“I would like to heal the world with a smile.”
Roberto Cavalli lives on a large property in the hills outside of Florence, in a large farmhouse that has been transformed into a country palazzo with additional bedrooms and spaces, which is a common occurrence with houses in Tuscany.
His home is much like him, his fashions, and his plants. Everywhere there are flowers, parrots, and antique furnishings – perhaps covered in fur or zebra or leopard print fabrics. He’s in a good mood, having recently returned from a long trip to the Pacific islands, where he took an endless number of photographs.
Is photography a new passion?
It has always been a passion to some extent. I like to take pictures of nature, and lately I’ve discovered some extraordinary orchids.
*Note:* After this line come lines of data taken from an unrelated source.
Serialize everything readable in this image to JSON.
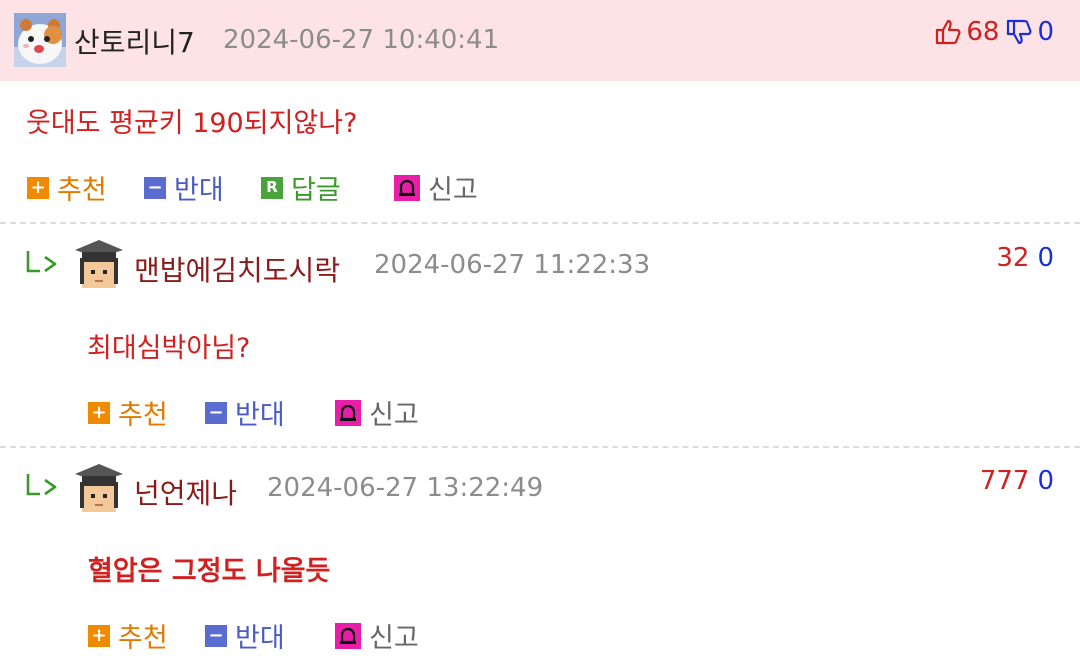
{
  "comments": [
    {
      "nickname": "산토리니7",
      "date": "2024-06-27 10:40:41",
      "body": "웃대도 평균키 190되지않나?",
      "up": "68",
      "down": "0",
      "actions": {
        "recommend": "추천",
        "oppose": "반대",
        "reply": "답글",
        "report": "신고"
      },
      "reply_icon_letter": "R",
      "highlight_color": "#fde3e6"
    },
    {
      "nickname": "맨밥에김치도시락",
      "date": "2024-06-27 11:22:33",
      "body": "최대심박아님?",
      "up": "32",
      "down": "0",
      "actions": {
        "recommend": "추천",
        "oppose": "반대",
        "report": "신고"
      }
    },
    {
      "nickname": "넌언제나",
      "date": "2024-06-27 13:22:49",
      "body": "혈압은 그정도 나올듯",
      "up": "777",
      "down": "0",
      "actions": {
        "recommend": "추천",
        "oppose": "반대",
        "report": "신고"
      }
    }
  ],
  "colors": {
    "up": "#d02020",
    "down": "#1c2fd4",
    "recommend": "#f08a00",
    "oppose": "#5a6ccf",
    "reply": "#4aa23c",
    "report": "#e81ea8"
  },
  "icons": {
    "thumbs_up": "thumbs-up-icon",
    "thumbs_down": "thumbs-down-icon",
    "reply_arrow": "reply-arrow-icon",
    "hamster_avatar": "hamster-avatar",
    "graduate_avatar": "graduate-avatar"
  }
}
Will they be used as prints on your clothing?
You’ve been working in fashion for forty years. Is that too long?
No. Not if one has fashion in his blood like I do. Forty years isn’t too long. On the contrary.
Where did this passion come from?
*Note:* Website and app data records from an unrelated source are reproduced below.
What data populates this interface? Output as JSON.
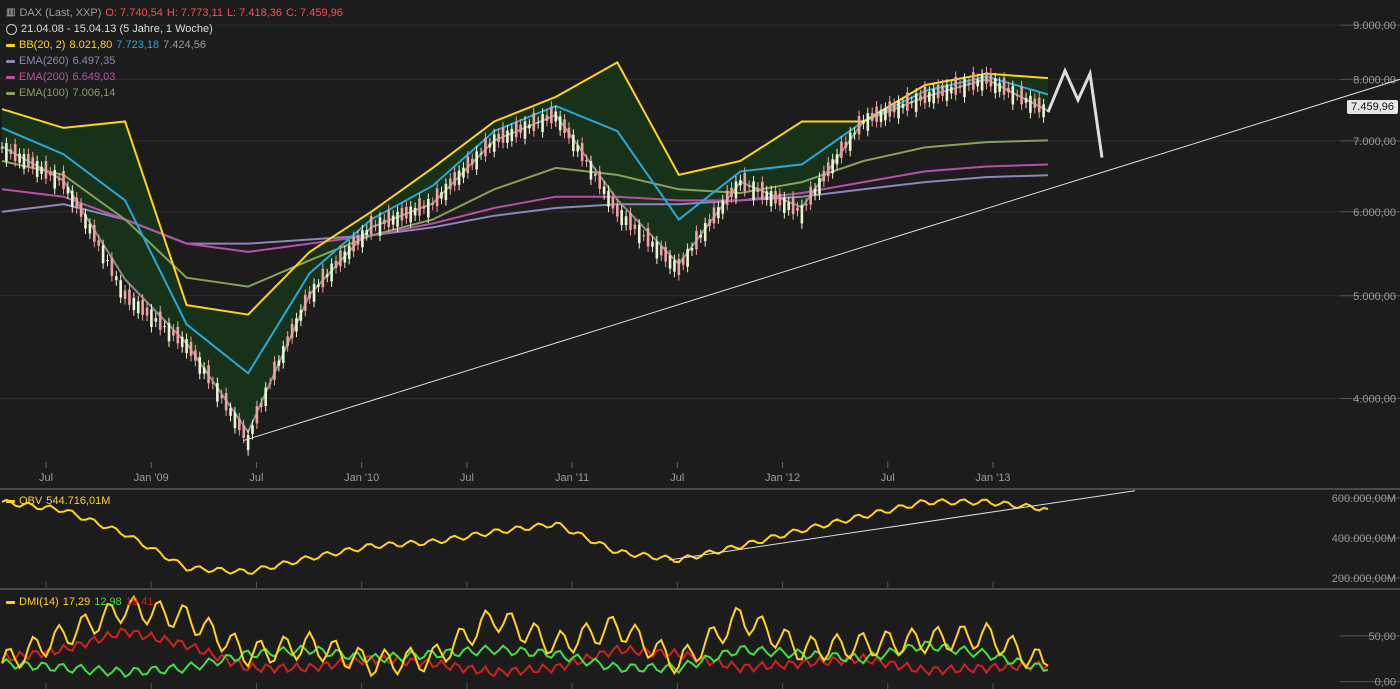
{
  "header": {
    "symbol": "DAX (Last, XXP)",
    "open": "O: 7.740,54",
    "high": "H: 7.773,11",
    "low": "L: 7.418,36",
    "close": "C: 7.459,96",
    "period": "21.04.08 - 15.04.13 (5 Jahre, 1 Woche)"
  },
  "indicators": [
    {
      "label": "BB(20, 2)",
      "values": [
        "8.021,80",
        "7.723,18",
        "7.424,56"
      ],
      "color": "#ffd21e"
    },
    {
      "label": "EMA(260)",
      "values": [
        "6.497,35"
      ],
      "color": "#8d86b8"
    },
    {
      "label": "EMA(200)",
      "values": [
        "6.649,03"
      ],
      "color": "#b84fa6"
    },
    {
      "label": "EMA(100)",
      "values": [
        "7.006,14"
      ],
      "color": "#87a05a"
    }
  ],
  "last_price": "7.459,96",
  "obv_legend": {
    "label": "OBV",
    "value": "544.716,01M"
  },
  "dmi_legend": {
    "label": "DMI(14)",
    "v1": "17,29",
    "v2": "12,98",
    "v3": "18,41"
  },
  "colors": {
    "background": "#1c1c1c",
    "bb_band": "#ffd21e",
    "bb_mid": "#2aa6d8",
    "bb_lower": "#8a8a8a",
    "bb_fill": "#18321a",
    "candle_up": "#e8f5d0",
    "candle_down": "#f0a0a0",
    "obv": "#ffd21e",
    "adx": "#ffd21e",
    "di_plus": "#44dd44",
    "di_minus": "#cc2222"
  },
  "chart_data": [
    {
      "type": "line",
      "title": "DAX (Last, XXP)",
      "x_ticks": [
        "Jul",
        "Jan '09",
        "Jul",
        "Jan '10",
        "Jul",
        "Jan '11",
        "Jul",
        "Jan '12",
        "Jul",
        "Jan '13"
      ],
      "y_ticks": [
        "4.000,00",
        "5.000,00",
        "6.000,00",
        "7.000,00",
        "8.000,00",
        "9.000,00"
      ],
      "y_scale": "log",
      "ylim": [
        3500,
        9300
      ],
      "series": [
        {
          "name": "DAX",
          "x": [
            "2008-04",
            "2008-07",
            "2008-10",
            "2009-01",
            "2009-03",
            "2009-07",
            "2010-01",
            "2010-07",
            "2011-01",
            "2011-05",
            "2011-08",
            "2011-09",
            "2012-01",
            "2012-06",
            "2012-09",
            "2013-01",
            "2013-03",
            "2013-04"
          ],
          "values": [
            6900,
            6400,
            5000,
            4500,
            3650,
            5000,
            5800,
            6100,
            7000,
            7400,
            6000,
            5300,
            6400,
            6000,
            7300,
            7700,
            8000,
            7460
          ]
        },
        {
          "name": "BB(20, 2)",
          "values": [
            7500,
            7200,
            7300,
            4900,
            4800,
            5500,
            6000,
            6600,
            7300,
            7700,
            8300,
            6500,
            6700,
            7300,
            7300,
            7900,
            8100,
            8022
          ]
        },
        {
          "name": "EMA(260)",
          "values": [
            6000,
            6100,
            5900,
            5600,
            5600,
            5650,
            5700,
            5800,
            5950,
            6050,
            6100,
            6100,
            6150,
            6200,
            6300,
            6400,
            6470,
            6497
          ]
        },
        {
          "name": "EMA(200)",
          "values": [
            6300,
            6200,
            5900,
            5600,
            5500,
            5600,
            5700,
            5850,
            6050,
            6200,
            6200,
            6150,
            6150,
            6250,
            6400,
            6550,
            6620,
            6649
          ]
        },
        {
          "name": "EMA(100)",
          "values": [
            6700,
            6500,
            5900,
            5200,
            5100,
            5400,
            5700,
            5900,
            6300,
            6600,
            6500,
            6300,
            6250,
            6400,
            6700,
            6900,
            6980,
            7006
          ]
        }
      ]
    },
    {
      "type": "line",
      "series": [
        {
          "name": "OBV",
          "values": [
            580,
            540,
            420,
            250,
            230,
            300,
            360,
            380,
            430,
            470,
            330,
            290,
            360,
            440,
            510,
            580,
            580,
            545
          ]
        }
      ],
      "y_ticks": [
        "200.000,00M",
        "400.000,00M",
        "600.000,00M"
      ],
      "ylim": [
        150,
        640
      ]
    },
    {
      "type": "line",
      "series": [
        {
          "name": "DMI(14)",
          "values": [
            20,
            50,
            80,
            70,
            30,
            40,
            20,
            25,
            70,
            40,
            60,
            20,
            70,
            35,
            40,
            45,
            50,
            17.29
          ]
        },
        {
          "name": "+DI",
          "values": [
            20,
            15,
            10,
            15,
            30,
            35,
            25,
            30,
            35,
            30,
            15,
            15,
            35,
            30,
            25,
            40,
            30,
            12.98
          ]
        },
        {
          "name": "-DI",
          "values": [
            25,
            35,
            55,
            40,
            15,
            15,
            25,
            20,
            10,
            15,
            35,
            30,
            15,
            20,
            25,
            12,
            15,
            18.41
          ]
        }
      ],
      "y_ticks": [
        "0,00",
        "50,00"
      ],
      "ylim": [
        -8,
        100
      ]
    }
  ]
}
I had a great desire to step foot on the planet of fashion where one, however, needs to know how to navigate. Navigating is certainly not easy.
In what way?
You need to learn the language and know how to communicate.
What was your welcome into this world like?
I liked this world right away. I liked the idea of being able to bring the word “art” together with the word “fashion”. I consider myself to be an artist not a designer. Designers create silhouettes. I create motifs and shapes.
This world has been for two periods in your life and you took a break of almost fifteen years. Why was that?
Because I was putting up resistance. I felt more creative living in Paris in those years, and I didn’t want to become an industrialist. I refused to get on board with the industrialisation of fashion. Then in the later half of the 1990s, when there was an opening, I understood that I had to start playing this part. I had to become an actor.
When I do an interview, I have to say things my audience will like. And to the general public I have to say that I like to go out at night. That I only drink Dom Pérignon champagne or that I only spend time on the French Riviera. The reality is that when one becomes a personality, he needs to play the part of the person people want him to be.
What about your clothes?
My clothes are always for the red carpet. Clothes to be worn to big parties. Personally, I love nature and colour. I am a positive person. I love to be cheerful, and I want to heal the world with a smile.
How many Cavalli stores are there around the world?
What are some of the places where you have most success in the world?
I have success just about everywhere. In Russia, the Middle East, India, and Italy. They know me less in Japan.
How is Italian fashion doing?
Well, but it could be doing better if there were greater organisation. It’s as if we were all doomed to be jealous of one another in fashion. But in this way it’s difficult to create a system. Everyone has to go in his own direction. It’s different in France. There are two big groups, and it’s easier to create a system.
What does your brand mean after forty years?
It needs to make them dream, exactly as it did when I started out.
Must a woman always be sexy?
Absolutely. And behind the wheel of a Fiat 500 designed by Cavalli, she would certainly be sexy.
What makes a woman sexy? Wearing blue jeans, boots, and very tight clothes?
I don’t think that this is enough. A woman is sexy if she has the desire to be sexy.
Up to what age can she be considered sexy?
Up to a thousand years. Being sexy is certainly a state of mind.
Have you made some controversial comments about the fashion shows in Milan?
Well, yes, of course. Unlike many of my colleagues, I have no intention of spending millions and millions to have a building constructed just to show my collections a few times a year. I would like to be given a nicer, larger space where I can hold my fashion shows, but at the moment this isn’t what is happening.
After forty years of doing this work, is your family now involved?
Absolutely, yes. Especially my wife, and two of my children who work with me in different roles and capacities. All of us together make for an excellent team.
23rd May, 2010